After thousands of Houston firefighters were told to stay home as Hurricane Harvey rolled through, the department released a proposal to improve storm response.
In all, the fire department said in late August it rescued more than 7,000 people.
But not all who needed to be saved got rescued.
“No one. No one came on this street,” Margaret Ratcliff said. “My next door neighbor’s daughter is disabled. She had to push her in a basket.”
Four feet of water poured into Ratcliff’s northeast Houston home.
“We had to get out and I put the baby around my neck,” Ratcliff said. “We just walked, and finally we saw policemen in big trucks.”
Help might be on the way.
Fire Chief Sam Pena spoke before the public safety and homeland security council committee Tuesday and rolled out a plan to improve water rescues.
He said the department needs to spend $1,734,500 on equipment, including boats, jet skis and high-water vehicles.
Chief Pena also said they need to spend $330,500 training firefighters.
“Harvey was a wakeup call,” Houston city council member Brenda Stardig said. “Harvey was beating at our door. No one should’ve been shocked that it was coming. There are all sorts of things that occurred that we’re going to be questioning.”
The request comes after 3,000 firefighters were told to stay home as Harvey hit.
Chief Pena said training and new equipment will make things different.
“Adding more resources to the expanded demand and the risk in the community is what I will be requesting,” Chief Pena said.
Meeting the demand is something Ratcliff likes to hear so she doesn’t go it alone next time.
“It was scary,” Ratcliff said. “I felt like I was going to drown. I was on my tip toes.”
The plan will be presented to Mayor Sylvester Turner to decide whether to bring it to council. We’re told he hasn’t had a chance to review it.
He issued the following statement: “Since my first day as mayor it has been obvious that the Fire Department needs to obtain more rescue boats and high water vehicles, access more training and replace its aging vehicle fleet.

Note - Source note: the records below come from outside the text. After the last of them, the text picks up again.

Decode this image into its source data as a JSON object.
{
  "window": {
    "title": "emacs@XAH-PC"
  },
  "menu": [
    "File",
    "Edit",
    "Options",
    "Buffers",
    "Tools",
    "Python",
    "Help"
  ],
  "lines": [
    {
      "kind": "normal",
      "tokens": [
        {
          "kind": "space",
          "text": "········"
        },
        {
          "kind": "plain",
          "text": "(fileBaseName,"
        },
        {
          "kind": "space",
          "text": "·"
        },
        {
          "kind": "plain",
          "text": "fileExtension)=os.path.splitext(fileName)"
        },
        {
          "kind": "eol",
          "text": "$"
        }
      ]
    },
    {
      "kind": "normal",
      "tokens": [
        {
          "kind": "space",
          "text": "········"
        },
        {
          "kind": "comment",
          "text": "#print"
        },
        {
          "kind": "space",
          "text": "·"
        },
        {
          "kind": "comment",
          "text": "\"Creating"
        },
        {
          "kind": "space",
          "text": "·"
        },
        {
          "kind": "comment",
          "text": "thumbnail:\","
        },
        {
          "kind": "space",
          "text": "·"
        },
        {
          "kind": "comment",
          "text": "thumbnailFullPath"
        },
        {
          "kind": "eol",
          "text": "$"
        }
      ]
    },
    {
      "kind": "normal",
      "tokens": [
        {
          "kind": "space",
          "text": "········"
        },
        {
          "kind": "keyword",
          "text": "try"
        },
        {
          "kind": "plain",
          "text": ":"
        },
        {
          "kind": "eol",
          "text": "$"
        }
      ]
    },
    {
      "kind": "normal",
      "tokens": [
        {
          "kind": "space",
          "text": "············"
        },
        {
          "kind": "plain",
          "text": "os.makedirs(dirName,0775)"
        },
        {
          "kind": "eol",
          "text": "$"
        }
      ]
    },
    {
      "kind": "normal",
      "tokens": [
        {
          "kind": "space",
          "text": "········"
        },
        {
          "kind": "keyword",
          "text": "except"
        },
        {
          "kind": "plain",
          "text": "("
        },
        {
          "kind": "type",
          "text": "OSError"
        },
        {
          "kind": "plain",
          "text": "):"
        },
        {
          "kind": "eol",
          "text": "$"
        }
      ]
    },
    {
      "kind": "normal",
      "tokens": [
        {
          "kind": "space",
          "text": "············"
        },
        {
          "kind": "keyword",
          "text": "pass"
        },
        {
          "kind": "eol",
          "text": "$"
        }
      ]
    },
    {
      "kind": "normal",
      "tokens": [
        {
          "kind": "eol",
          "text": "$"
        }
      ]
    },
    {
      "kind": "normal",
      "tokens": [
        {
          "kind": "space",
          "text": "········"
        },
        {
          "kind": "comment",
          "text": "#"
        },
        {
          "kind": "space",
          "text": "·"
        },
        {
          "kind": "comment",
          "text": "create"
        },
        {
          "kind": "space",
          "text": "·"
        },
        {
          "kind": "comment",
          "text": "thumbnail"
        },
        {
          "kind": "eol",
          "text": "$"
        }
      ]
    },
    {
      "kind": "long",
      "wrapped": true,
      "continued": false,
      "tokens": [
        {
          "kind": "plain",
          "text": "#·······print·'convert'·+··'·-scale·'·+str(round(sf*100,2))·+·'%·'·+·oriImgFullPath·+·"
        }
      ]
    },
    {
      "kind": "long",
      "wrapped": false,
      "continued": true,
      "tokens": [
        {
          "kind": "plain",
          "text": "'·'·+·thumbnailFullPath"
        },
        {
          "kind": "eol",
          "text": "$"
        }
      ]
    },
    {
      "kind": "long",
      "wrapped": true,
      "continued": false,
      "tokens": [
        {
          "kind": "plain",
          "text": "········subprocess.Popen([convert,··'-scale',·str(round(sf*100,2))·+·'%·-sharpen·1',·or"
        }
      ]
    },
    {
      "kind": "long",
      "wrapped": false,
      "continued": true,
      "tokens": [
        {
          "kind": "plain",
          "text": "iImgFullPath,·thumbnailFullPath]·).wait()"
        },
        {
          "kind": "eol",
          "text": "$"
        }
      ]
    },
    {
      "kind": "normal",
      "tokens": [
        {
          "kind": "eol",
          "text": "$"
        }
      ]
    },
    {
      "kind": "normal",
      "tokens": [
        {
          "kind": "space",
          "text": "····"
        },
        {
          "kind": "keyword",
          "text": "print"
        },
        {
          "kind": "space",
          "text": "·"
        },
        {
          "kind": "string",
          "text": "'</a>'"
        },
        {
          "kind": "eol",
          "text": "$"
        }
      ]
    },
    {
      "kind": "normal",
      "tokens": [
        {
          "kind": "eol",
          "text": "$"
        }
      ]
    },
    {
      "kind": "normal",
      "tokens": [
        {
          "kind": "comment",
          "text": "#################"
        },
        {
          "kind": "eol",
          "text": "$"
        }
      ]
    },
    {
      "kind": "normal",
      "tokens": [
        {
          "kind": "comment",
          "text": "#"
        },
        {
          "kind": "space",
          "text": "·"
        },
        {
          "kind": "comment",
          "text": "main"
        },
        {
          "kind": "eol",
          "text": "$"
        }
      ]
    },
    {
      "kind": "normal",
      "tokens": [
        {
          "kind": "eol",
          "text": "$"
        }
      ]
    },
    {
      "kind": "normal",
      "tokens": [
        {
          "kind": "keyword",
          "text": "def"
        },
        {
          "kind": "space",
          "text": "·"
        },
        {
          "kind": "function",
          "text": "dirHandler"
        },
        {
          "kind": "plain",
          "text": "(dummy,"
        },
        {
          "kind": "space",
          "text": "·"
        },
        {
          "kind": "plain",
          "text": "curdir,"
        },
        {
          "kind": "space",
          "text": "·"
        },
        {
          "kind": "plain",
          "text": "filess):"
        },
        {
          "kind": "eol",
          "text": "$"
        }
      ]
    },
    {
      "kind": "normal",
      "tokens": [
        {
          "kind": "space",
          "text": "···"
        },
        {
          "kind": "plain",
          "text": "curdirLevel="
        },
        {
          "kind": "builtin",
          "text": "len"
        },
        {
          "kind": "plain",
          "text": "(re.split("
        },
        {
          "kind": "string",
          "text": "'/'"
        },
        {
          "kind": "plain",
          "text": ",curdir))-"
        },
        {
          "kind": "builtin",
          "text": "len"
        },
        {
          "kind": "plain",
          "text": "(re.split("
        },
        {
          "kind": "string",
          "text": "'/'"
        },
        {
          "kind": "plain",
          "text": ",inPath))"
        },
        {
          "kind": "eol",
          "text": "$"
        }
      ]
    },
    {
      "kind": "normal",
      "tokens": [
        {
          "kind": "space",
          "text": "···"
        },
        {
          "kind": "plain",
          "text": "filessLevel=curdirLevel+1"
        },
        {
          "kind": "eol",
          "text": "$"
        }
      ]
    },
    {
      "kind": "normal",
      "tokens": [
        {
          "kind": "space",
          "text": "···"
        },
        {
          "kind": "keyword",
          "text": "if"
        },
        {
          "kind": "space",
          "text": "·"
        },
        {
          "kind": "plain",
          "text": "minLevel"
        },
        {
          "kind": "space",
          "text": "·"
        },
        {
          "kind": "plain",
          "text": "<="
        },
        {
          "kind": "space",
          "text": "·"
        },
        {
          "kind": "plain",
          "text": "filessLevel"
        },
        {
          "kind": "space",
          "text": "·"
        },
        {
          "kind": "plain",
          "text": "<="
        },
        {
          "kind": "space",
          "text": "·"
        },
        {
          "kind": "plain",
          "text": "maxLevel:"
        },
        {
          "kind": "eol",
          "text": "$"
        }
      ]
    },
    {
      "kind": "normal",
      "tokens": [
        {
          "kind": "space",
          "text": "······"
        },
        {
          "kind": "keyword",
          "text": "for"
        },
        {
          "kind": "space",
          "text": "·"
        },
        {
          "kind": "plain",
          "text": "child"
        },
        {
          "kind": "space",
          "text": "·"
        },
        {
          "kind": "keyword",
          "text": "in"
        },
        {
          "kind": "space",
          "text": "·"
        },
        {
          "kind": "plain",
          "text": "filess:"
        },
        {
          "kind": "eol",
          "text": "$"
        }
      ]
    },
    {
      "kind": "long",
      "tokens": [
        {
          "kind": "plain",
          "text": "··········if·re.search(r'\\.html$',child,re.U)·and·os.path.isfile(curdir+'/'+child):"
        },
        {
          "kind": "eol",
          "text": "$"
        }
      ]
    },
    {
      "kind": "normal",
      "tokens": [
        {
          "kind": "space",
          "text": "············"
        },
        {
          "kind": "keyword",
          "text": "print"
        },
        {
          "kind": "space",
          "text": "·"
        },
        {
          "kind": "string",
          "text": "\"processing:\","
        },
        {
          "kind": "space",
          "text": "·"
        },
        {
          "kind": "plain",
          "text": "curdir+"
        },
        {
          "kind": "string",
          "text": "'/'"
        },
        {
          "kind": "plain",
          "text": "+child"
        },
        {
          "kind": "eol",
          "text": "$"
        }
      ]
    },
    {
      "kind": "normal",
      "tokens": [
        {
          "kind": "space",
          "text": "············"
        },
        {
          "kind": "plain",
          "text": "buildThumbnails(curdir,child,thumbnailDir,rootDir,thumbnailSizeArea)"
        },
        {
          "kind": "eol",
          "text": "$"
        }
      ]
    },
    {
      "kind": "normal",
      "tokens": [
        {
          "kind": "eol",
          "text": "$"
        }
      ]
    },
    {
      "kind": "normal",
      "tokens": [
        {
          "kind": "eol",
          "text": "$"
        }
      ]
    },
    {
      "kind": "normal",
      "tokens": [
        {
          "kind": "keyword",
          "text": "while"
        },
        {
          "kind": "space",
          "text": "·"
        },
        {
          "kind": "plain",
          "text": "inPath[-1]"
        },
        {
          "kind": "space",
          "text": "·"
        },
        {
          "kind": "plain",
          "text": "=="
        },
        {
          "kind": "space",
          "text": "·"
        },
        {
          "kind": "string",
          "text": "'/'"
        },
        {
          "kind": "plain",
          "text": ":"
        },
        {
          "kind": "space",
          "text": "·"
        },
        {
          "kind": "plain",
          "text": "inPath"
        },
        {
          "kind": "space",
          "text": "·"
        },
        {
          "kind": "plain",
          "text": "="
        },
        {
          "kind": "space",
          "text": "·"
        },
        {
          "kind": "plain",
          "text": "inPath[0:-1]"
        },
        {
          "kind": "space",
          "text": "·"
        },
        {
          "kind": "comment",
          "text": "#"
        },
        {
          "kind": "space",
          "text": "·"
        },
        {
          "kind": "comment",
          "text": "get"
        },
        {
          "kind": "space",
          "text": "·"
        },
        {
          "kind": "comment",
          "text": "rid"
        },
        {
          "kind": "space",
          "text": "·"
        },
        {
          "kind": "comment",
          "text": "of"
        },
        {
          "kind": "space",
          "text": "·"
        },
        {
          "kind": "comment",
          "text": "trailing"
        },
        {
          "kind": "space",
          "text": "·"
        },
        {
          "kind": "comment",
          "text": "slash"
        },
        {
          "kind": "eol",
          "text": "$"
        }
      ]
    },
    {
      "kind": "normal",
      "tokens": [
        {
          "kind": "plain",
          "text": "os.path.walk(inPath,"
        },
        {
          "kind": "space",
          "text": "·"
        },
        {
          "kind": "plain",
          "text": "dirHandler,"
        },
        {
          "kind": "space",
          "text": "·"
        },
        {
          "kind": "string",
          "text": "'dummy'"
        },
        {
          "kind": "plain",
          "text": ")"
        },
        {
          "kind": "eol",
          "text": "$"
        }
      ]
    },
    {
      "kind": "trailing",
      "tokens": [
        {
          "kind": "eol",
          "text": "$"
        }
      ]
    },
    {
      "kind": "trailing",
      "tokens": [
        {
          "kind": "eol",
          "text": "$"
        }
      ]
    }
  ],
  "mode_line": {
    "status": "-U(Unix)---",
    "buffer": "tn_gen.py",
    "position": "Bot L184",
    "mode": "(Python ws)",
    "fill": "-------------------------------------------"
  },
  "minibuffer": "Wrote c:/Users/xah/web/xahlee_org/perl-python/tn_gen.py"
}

The Police Department and Solid Waste Department likewise have had to get the job done with vehicles that are too old. Today Chief Pena painted a picture I know well. We are going to meet these needs as much as we can with the limited city revenues we have, hence the importance of the public safety bonds that the voters are asked to approve. This is just one of the steps we need to take to get us where we need to be.”
If the fire department isn’t able to get the money, firefighters say they’re exploring other options, including community and business support.